Lübke: Both brands have a strong starting position and enjoy a great deal of trust among their respective customers. The fact that both brands also occupy an equal position in the campaign makes it clear at first glance that two harmoniously complementary companies are coming together here. So for both Sunrise and UPC customers, there is reason to rejoice.
Of course, the emphasis on "more" in the campaign is striking. It stands to reason that this should be interpreted as "More than before...". Is there also a hidden joke against the competition here?
Koller: If that's how you interpret it, then I guess there's something to it. In any case, the new telecommunications provider has a lot of plans. Challenger status, that was once upon a time. And I am convinced that the people of Switzerland can look forward to a new, strong provider. One that will challenge the status quo more than ever and will bring with it the ambition and self-image to stand up to the number 1 in Switzerland with great offers, outstanding service and top-notch technologies. This can only be in the spirit of the free market - and thus only benefit consumers.
Lübke: Not that I know of. Or that I'm allowed to say so here. The "more" refers primarily to the simple formula "1+1=3" - the whole is more than the sum of its parts. When the fastest and most reliable 5G network in Switzerland is connected to the Giganet, the two entertainment services, then that is more than just a little bit more. It is then very quickly much more for everyone.
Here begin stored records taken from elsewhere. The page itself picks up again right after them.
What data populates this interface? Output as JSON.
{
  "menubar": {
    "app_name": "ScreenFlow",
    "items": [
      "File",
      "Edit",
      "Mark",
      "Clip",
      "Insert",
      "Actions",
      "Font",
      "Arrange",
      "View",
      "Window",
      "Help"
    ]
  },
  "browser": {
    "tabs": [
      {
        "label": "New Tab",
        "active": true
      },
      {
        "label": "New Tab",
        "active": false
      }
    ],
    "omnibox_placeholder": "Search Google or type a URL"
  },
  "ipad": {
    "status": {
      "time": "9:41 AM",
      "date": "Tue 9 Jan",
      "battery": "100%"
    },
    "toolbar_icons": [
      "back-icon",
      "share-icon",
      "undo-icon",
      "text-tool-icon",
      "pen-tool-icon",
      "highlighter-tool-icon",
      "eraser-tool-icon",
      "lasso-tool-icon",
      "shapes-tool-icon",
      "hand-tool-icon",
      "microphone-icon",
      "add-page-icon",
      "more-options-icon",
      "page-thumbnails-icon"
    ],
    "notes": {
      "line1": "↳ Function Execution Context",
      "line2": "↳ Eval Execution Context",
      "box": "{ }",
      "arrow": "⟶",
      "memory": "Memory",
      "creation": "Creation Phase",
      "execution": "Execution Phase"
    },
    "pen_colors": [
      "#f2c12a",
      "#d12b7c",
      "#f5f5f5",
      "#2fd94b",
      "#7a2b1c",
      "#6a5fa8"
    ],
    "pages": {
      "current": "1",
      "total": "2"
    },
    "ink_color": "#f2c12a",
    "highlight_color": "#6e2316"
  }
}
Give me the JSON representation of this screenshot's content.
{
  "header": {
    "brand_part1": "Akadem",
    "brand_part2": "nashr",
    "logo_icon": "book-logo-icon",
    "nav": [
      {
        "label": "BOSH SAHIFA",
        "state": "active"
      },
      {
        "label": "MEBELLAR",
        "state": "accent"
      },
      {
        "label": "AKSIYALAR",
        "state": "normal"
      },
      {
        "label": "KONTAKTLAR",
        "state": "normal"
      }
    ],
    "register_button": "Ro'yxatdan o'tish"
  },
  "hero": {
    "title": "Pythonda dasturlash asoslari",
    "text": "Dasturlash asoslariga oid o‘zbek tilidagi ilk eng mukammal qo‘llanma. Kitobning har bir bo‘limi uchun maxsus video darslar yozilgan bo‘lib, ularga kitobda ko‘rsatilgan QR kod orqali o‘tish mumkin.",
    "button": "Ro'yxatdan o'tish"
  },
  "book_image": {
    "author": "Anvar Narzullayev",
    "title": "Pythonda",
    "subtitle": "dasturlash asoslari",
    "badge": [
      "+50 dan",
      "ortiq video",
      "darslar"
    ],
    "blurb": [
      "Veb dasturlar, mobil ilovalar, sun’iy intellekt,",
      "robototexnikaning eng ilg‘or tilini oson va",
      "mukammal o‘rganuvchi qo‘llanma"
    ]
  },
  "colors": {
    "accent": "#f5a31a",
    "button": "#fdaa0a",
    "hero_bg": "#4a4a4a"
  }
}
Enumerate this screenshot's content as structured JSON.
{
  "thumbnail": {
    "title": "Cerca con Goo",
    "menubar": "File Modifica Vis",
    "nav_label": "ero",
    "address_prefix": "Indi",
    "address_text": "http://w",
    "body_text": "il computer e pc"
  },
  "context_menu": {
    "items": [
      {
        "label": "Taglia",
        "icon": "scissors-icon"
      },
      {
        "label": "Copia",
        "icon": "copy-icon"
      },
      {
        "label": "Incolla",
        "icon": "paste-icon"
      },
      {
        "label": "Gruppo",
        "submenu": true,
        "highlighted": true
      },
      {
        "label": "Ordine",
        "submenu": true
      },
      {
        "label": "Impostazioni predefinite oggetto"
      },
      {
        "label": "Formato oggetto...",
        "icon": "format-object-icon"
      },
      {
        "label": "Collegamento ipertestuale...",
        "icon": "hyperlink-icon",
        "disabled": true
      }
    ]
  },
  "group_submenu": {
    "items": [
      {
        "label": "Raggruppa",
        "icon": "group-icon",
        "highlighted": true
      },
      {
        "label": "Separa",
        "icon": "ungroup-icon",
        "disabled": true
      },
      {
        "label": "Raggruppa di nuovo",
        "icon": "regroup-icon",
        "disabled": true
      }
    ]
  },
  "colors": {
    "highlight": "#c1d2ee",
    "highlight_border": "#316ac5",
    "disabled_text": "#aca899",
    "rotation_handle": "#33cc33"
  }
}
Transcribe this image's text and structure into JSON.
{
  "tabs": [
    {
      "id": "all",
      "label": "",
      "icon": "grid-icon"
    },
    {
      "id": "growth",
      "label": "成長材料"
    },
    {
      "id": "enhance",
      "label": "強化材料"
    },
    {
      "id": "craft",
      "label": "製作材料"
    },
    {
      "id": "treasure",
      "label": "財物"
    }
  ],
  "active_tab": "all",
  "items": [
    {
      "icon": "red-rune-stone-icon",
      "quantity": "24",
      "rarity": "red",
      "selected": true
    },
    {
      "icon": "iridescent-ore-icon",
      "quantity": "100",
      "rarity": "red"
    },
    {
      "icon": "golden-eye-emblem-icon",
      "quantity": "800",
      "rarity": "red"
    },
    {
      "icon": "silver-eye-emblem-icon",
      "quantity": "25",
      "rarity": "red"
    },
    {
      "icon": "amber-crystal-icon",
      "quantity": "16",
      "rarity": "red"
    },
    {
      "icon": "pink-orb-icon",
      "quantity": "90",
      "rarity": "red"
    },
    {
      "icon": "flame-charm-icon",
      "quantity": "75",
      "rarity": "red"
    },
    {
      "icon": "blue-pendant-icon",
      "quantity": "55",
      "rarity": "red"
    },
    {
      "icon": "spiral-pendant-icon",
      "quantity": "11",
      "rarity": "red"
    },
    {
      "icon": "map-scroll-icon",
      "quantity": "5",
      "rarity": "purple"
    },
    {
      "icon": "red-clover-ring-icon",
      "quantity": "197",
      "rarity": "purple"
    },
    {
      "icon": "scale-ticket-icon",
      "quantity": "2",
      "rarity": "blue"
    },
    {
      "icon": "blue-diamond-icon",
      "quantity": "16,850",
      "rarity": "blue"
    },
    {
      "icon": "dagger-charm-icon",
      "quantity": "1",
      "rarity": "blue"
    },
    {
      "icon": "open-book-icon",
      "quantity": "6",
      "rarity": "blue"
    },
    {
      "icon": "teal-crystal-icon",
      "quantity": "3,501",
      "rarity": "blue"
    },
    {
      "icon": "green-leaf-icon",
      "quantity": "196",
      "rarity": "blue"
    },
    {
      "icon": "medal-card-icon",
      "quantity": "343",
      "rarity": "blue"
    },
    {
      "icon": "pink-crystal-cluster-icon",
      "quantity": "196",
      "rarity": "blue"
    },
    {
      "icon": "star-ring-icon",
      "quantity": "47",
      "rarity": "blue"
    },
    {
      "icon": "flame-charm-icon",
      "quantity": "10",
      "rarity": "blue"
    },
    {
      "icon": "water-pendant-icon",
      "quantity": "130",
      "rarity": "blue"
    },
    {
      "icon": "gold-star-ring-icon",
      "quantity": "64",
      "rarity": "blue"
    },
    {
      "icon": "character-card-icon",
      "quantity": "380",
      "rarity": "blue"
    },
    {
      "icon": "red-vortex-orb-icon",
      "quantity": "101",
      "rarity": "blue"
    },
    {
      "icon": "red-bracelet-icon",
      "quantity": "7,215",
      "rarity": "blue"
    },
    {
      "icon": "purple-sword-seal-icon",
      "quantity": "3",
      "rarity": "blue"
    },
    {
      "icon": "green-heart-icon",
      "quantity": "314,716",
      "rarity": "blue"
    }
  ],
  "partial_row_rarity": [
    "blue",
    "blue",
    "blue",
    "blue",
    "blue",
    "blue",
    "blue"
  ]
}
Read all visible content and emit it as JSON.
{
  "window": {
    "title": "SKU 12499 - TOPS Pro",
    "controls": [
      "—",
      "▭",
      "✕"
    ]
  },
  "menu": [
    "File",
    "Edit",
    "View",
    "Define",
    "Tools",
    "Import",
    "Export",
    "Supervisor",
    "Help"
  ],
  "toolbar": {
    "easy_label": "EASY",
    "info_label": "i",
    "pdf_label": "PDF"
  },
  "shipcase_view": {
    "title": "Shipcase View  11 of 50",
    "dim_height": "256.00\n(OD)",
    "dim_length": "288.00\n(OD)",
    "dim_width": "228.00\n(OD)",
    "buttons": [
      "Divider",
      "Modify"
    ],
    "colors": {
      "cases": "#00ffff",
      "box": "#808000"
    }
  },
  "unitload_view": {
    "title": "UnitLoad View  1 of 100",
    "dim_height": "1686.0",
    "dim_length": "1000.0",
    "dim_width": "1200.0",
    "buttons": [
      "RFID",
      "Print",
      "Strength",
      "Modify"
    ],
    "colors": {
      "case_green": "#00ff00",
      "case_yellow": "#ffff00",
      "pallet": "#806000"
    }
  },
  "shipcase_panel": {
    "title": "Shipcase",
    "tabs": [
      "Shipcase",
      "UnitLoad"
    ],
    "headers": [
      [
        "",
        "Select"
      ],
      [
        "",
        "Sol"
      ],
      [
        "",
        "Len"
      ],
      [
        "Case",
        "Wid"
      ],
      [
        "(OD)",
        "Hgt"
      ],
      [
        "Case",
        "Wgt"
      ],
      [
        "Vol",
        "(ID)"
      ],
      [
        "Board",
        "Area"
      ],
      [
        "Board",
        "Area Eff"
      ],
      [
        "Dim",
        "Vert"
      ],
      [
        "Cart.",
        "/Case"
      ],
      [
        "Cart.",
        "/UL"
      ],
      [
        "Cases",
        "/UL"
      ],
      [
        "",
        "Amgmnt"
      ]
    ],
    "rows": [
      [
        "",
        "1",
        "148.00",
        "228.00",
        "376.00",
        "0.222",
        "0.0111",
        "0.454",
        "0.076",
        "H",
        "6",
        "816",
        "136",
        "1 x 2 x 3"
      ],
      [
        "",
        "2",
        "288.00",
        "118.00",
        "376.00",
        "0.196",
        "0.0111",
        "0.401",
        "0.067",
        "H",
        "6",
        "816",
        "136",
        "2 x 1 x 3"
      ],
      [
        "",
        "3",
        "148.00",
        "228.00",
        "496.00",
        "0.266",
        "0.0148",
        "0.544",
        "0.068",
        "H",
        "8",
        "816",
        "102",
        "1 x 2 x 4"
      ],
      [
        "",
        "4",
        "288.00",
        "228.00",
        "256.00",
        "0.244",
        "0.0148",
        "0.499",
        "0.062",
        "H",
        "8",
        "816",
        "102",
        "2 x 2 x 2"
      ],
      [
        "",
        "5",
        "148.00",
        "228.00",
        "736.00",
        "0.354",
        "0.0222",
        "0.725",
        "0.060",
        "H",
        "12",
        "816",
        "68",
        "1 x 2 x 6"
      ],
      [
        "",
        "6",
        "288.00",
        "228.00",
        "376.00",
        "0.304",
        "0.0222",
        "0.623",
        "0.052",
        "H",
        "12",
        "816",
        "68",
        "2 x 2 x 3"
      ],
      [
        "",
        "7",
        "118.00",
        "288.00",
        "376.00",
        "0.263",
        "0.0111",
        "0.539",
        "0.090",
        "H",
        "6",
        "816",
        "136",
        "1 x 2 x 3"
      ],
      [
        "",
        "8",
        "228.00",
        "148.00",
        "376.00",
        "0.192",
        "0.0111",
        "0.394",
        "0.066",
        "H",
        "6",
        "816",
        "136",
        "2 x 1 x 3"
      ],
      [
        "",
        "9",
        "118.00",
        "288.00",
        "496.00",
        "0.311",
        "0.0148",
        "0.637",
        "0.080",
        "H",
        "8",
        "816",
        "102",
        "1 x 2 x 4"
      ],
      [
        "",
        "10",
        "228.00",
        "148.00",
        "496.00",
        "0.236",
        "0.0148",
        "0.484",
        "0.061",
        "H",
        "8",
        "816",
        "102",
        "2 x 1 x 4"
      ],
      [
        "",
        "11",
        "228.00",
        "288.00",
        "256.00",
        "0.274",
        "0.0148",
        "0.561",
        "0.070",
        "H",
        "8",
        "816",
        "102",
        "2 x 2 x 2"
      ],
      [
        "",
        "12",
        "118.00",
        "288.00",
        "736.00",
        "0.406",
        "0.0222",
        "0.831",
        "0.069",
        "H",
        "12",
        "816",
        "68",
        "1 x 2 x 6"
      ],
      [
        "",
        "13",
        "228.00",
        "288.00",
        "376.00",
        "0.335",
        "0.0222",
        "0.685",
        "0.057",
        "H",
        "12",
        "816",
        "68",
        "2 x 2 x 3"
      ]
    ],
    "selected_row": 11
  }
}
Responsible at Sunrise and UPC: Stefan Fuchs (CMO), Andreas Caluori (Director Brand Management & Communications), Anna Leutar (Senior Marketing Manager Consumer Brand Communication) Laura Ballestrin (Manager Marketing Communication), Graziella Gut (Marketing Communication Manager), Andreas Jäggi (Marketing Manager Consumer Brand). Responsible at Publicis: Matthias Koller (Managing Director), David Lübke, Pablo Schencke, Peter Brönnimann (Creative Direction), Roger Oberholzer (Executive Strategy Director), Cosima Pereira-Köster (Senior Art Director), Mathias Bart (Senior Copywriter), Jan Theus (Art Director), Hannah Züttel (Junior Art Director) Sandro Looser (Senior Account Director), Ante Vidovic, Daniel Scheerle (Account Director). Team Prodigious: Pre press, litho, image editing, motion, interviews making-of, programming, realization and production consulting. Production: Pumpkin Film (film production), Ben Strebel (director), Jan Mettler (camera), Stefanie Brand (producer), Ballad (music), Jingle Jungle (soundtrack), Webrepublic (media & digital assets), Mediatonic (media).